• [Problem description]
Using the listing below, report all lines holding the word "Device".

• [Available data]
------------------------------------------------------------------------
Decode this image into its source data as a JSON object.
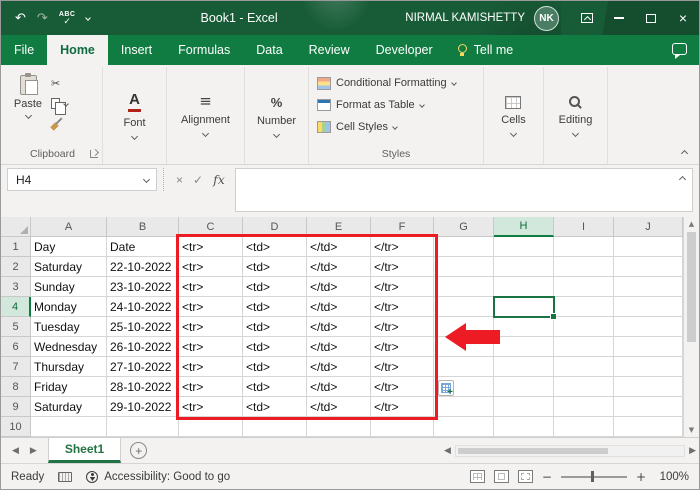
{
  "titlebar": {
    "title": "Book1 - Excel",
    "user_name": "NIRMAL KAMISHETTY",
    "user_initials": "NK"
  },
  "icons": {
    "undo": "↶",
    "redo": "↷",
    "spell_abc": "ABC",
    "check": "✓",
    "close": "×",
    "cancel": "×",
    "scissors": "✂",
    "font_a": "A",
    "align_lines": "≡",
    "percent": "%",
    "fx": "fx",
    "minus": "−",
    "plus": "+",
    "left": "◀",
    "right": "▶",
    "up": "▲",
    "down": "▼"
  },
  "tabs": {
    "items": [
      "File",
      "Home",
      "Insert",
      "Formulas",
      "Data",
      "Review",
      "Developer"
    ],
    "active": "Home",
    "tell_me": "Tell me"
  },
  "ribbon": {
    "paste_label": "Paste",
    "clipboard_label": "Clipboard",
    "font_label": "Font",
    "alignment_label": "Alignment",
    "number_label": "Number",
    "styles": {
      "conditional_formatting": "Conditional Formatting",
      "format_as_table": "Format as Table",
      "cell_styles": "Cell Styles",
      "label": "Styles"
    },
    "cells_label": "Cells",
    "editing_label": "Editing"
  },
  "formula_bar": {
    "name_box": "H4",
    "formula_value": ""
  },
  "grid": {
    "selected_cell": "H4",
    "selected_column": "H",
    "selected_row": "4",
    "column_headers": [
      "A",
      "B",
      "C",
      "D",
      "E",
      "F",
      "G",
      "H",
      "I",
      "J"
    ],
    "row_headers": [
      "1",
      "2",
      "3",
      "4",
      "5",
      "6",
      "7",
      "8",
      "9",
      "10"
    ],
    "rows": [
      [
        "Day",
        "Date",
        "<tr>",
        "<td>",
        "</td>",
        "</tr>"
      ],
      [
        "Saturday",
        "22-10-2022",
        "<tr>",
        "<td>",
        "</td>",
        "</tr>"
      ],
      [
        "Sunday",
        "23-10-2022",
        "<tr>",
        "<td>",
        "</td>",
        "</tr>"
      ],
      [
        "Monday",
        "24-10-2022",
        "<tr>",
        "<td>",
        "</td>",
        "</tr>"
      ],
      [
        "Tuesday",
        "25-10-2022",
        "<tr>",
        "<td>",
        "</td>",
        "</tr>"
      ],
      [
        "Wednesday",
        "26-10-2022",
        "<tr>",
        "<td>",
        "</td>",
        "</tr>"
      ],
      [
        "Thursday",
        "27-10-2022",
        "<tr>",
        "<td>",
        "</td>",
        "</tr>"
      ],
      [
        "Friday",
        "28-10-2022",
        "<tr>",
        "<td>",
        "</td>",
        "</tr>"
      ],
      [
        "Saturday",
        "29-10-2022",
        "<tr>",
        "<td>",
        "</td>",
        "</tr>"
      ]
    ]
  },
  "sheet_bar": {
    "sheet_name": "Sheet1"
  },
  "status_bar": {
    "mode": "Ready",
    "accessibility": "Accessibility: Good to go",
    "zoom": "100%"
  },
  "colors": {
    "titlebar_green": "#185C37",
    "ribbon_green": "#107C41",
    "accent_green": "#217346",
    "annotation_red": "#ED1C24"
  }
}
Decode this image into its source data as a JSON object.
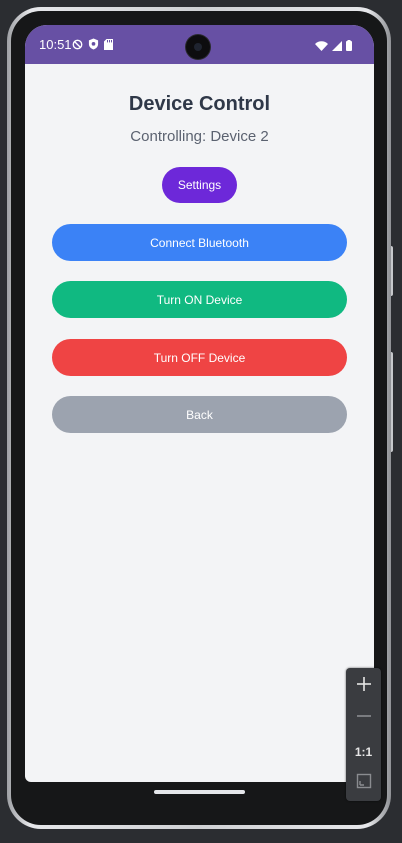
{
  "status_bar": {
    "time": "10:51",
    "background_color": "#6750a4",
    "left_icons": [
      "do-not-disturb-icon",
      "shield-icon",
      "sd-card-icon"
    ],
    "right_icons": [
      "wifi-icon",
      "signal-icon",
      "battery-icon"
    ]
  },
  "screen": {
    "title": "Device Control",
    "subtitle": "Controlling: Device 2",
    "background_color": "#f3f4f6"
  },
  "buttons": {
    "settings": {
      "label": "Settings",
      "color": "#6d28d9"
    },
    "connect": {
      "label": "Connect Bluetooth",
      "color": "#3b82f6"
    },
    "turn_on": {
      "label": "Turn ON Device",
      "color": "#10b981"
    },
    "turn_off": {
      "label": "Turn OFF Device",
      "color": "#ef4444"
    },
    "back": {
      "label": "Back",
      "color": "#9ca3af"
    }
  },
  "emulator_toolbar": {
    "zoom_in_icon": "plus-icon",
    "zoom_out_icon": "minus-icon",
    "actual_size_label": "1:1",
    "fit_screen_icon": "fit-screen-icon"
  }
}
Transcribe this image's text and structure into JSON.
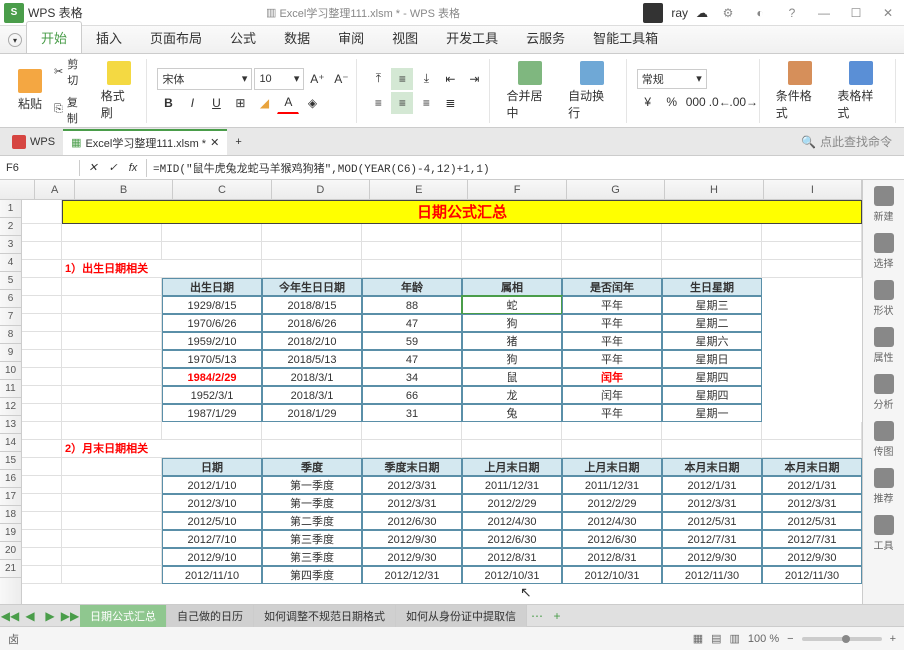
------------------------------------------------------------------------
• [Solution to the problem]
    "title": "Device Control",
    "subtitle": "Controlling: Device 2",
      "label": "Turn ON Device",
      "label": "Turn OFF Device",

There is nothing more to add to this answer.